Richard Compton's Return to Macon County (Channel 5 Friday at 8 p.m.) is not so much a sequel to the very successful "Macon County Line" but rather a re-working of the same story of nice people trying to escape a vengeful Southern sheriff. Made in 1975, it now has the added interest of having Nick Nolte and Don Johnson as its stars.

Although contrived, The Mind of Mr. Soames (Channel 13 Saturday at 8 p.m.) is a fairly good, offbeat British science-fiction film starring Terence Stamp as a man "born" at age 30 after having been released by brain surgery from a lifelong coma. In its way, it's a quite effective indictment of society's infinite capacity for making monsters of men.

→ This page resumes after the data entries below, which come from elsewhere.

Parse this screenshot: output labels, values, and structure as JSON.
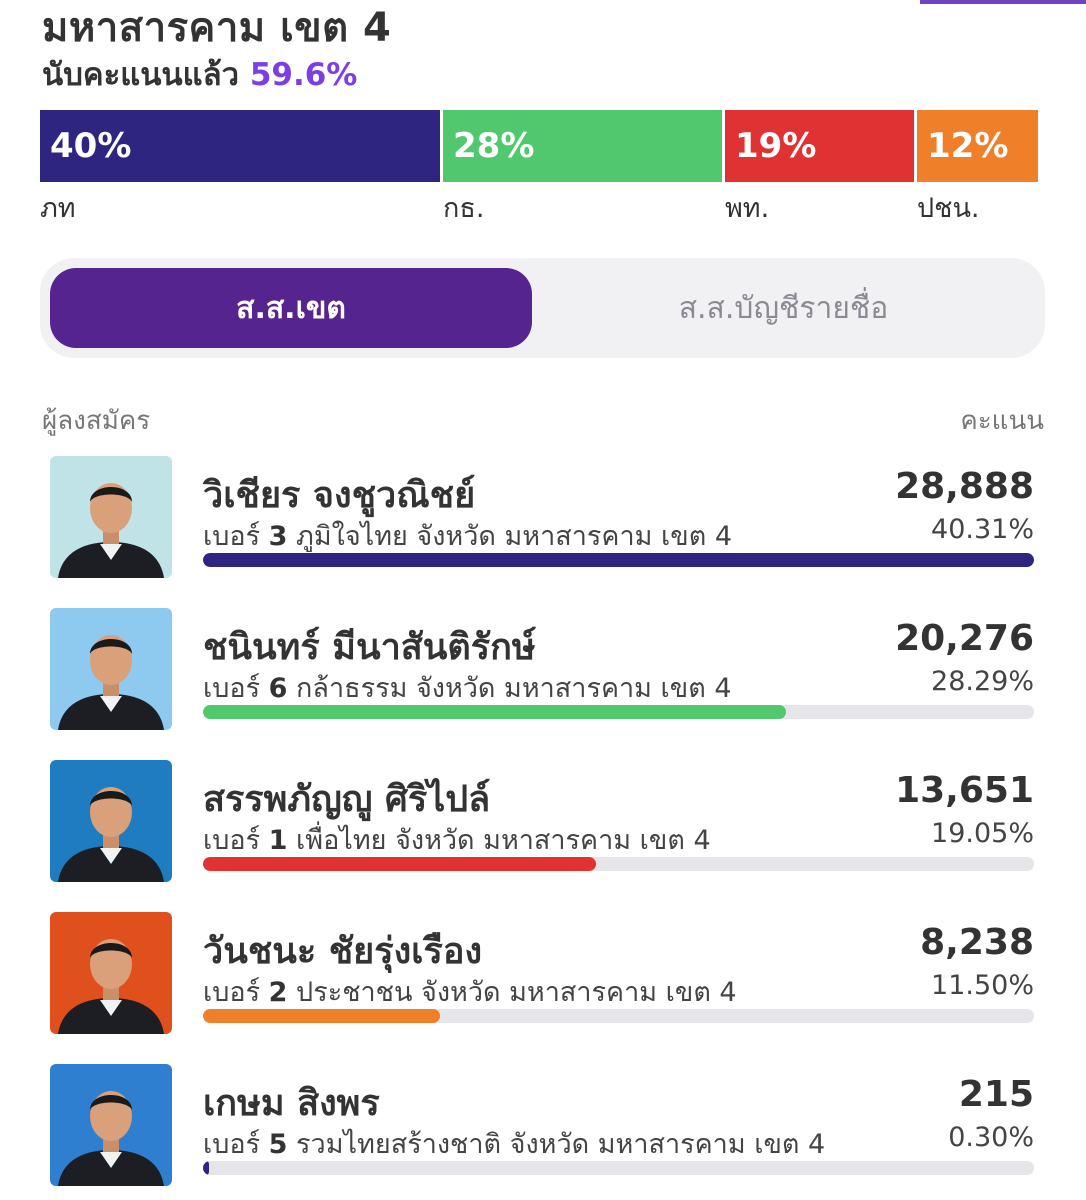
{
  "header": {
    "title": "มหาสารคาม เขต 4",
    "counted_label": "นับคะแนนแล้ว",
    "counted_percent": "59.6%"
  },
  "party_bar": [
    {
      "label": "40%",
      "party": "ภท",
      "share": 40,
      "color": "#2e2580"
    },
    {
      "label": "28%",
      "party": "กธ.",
      "share": 28,
      "color": "#52c86e"
    },
    {
      "label": "19%",
      "party": "พท.",
      "share": 19,
      "color": "#e03232"
    },
    {
      "label": "12%",
      "party": "ปชน.",
      "share": 12,
      "color": "#f07f29"
    }
  ],
  "tabs": {
    "active": "ส.ส.เขต",
    "inactive": "ส.ส.บัญชีรายชื่อ"
  },
  "list_header": {
    "left": "ผู้ลงสมัคร",
    "right": "คะแนน"
  },
  "candidates": [
    {
      "name": "วิเชียร จงชูวณิชย์",
      "number_label": "เบอร์",
      "number": "3",
      "detail": "ภูมิใจไทย จังหวัด มหาสารคาม เขต 4",
      "votes": "28,888",
      "share_text": "40.31%",
      "share": 40.31,
      "color": "#2e2580",
      "photo_bg": "#bfe3e6",
      "photo_icon": "candidate-photo"
    },
    {
      "name": "ชนินทร์ มีนาสันติรักษ์",
      "number_label": "เบอร์",
      "number": "6",
      "detail": "กล้าธรรม จังหวัด มหาสารคาม เขต 4",
      "votes": "20,276",
      "share_text": "28.29%",
      "share": 28.29,
      "color": "#52c86e",
      "photo_bg": "#8ec9ef",
      "photo_icon": "candidate-photo"
    },
    {
      "name": "สรรพภัญญู ศิริไปล์",
      "number_label": "เบอร์",
      "number": "1",
      "detail": "เพื่อไทย จังหวัด มหาสารคาม เขต 4",
      "votes": "13,651",
      "share_text": "19.05%",
      "share": 19.05,
      "color": "#e03232",
      "photo_bg": "#1f7cc0",
      "photo_icon": "candidate-photo"
    },
    {
      "name": "วันชนะ ชัยรุ่งเรือง",
      "number_label": "เบอร์",
      "number": "2",
      "detail": "ประชาชน จังหวัด มหาสารคาม เขต 4",
      "votes": "8,238",
      "share_text": "11.50%",
      "share": 11.5,
      "color": "#f07f29",
      "photo_bg": "#e0501c",
      "photo_icon": "candidate-photo"
    },
    {
      "name": "เกษม สิงพร",
      "number_label": "เบอร์",
      "number": "5",
      "detail": "รวมไทยสร้างชาติ จังหวัด มหาสารคาม เขต 4",
      "votes": "215",
      "share_text": "0.30%",
      "share": 0.3,
      "color": "#2e2580",
      "photo_bg": "#2f7fd0",
      "photo_icon": "candidate-photo"
    }
  ]
}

The endearing musical Bells Are Ringing, in which Judy Holliday played a dreamy answering service operator, airs Saturday at 10 p.m. on Channel 28.

Selected evening cable fare: Starman (HBO at 8 Sunday and Wednesday at 9, SelecTV Wednesday at 7); This Is Spinal Tap (SelecTV Sunday at 8:30); The Garden of the Finzi-Continis (Z Monday at 7); Crossover Dreams (Z Monday at 9); Micki & Maude (HBO Tuesday at 9); The Brother From Another Planet (SelecTV Wednesday at 9); The Cotton Club (Showtime Thursday at 8); Citizen Kane (Z Thursday at 9); Breakin' 2: Electric Boogaloo (SelecTV Friday at 9); Honeysuckle Rose (Cinemax Saturday at 6, Movie Channel at 9); A Passage to India (Z Saturday at 8).

Advertisement
Los Angeles Times Articles
|
|
|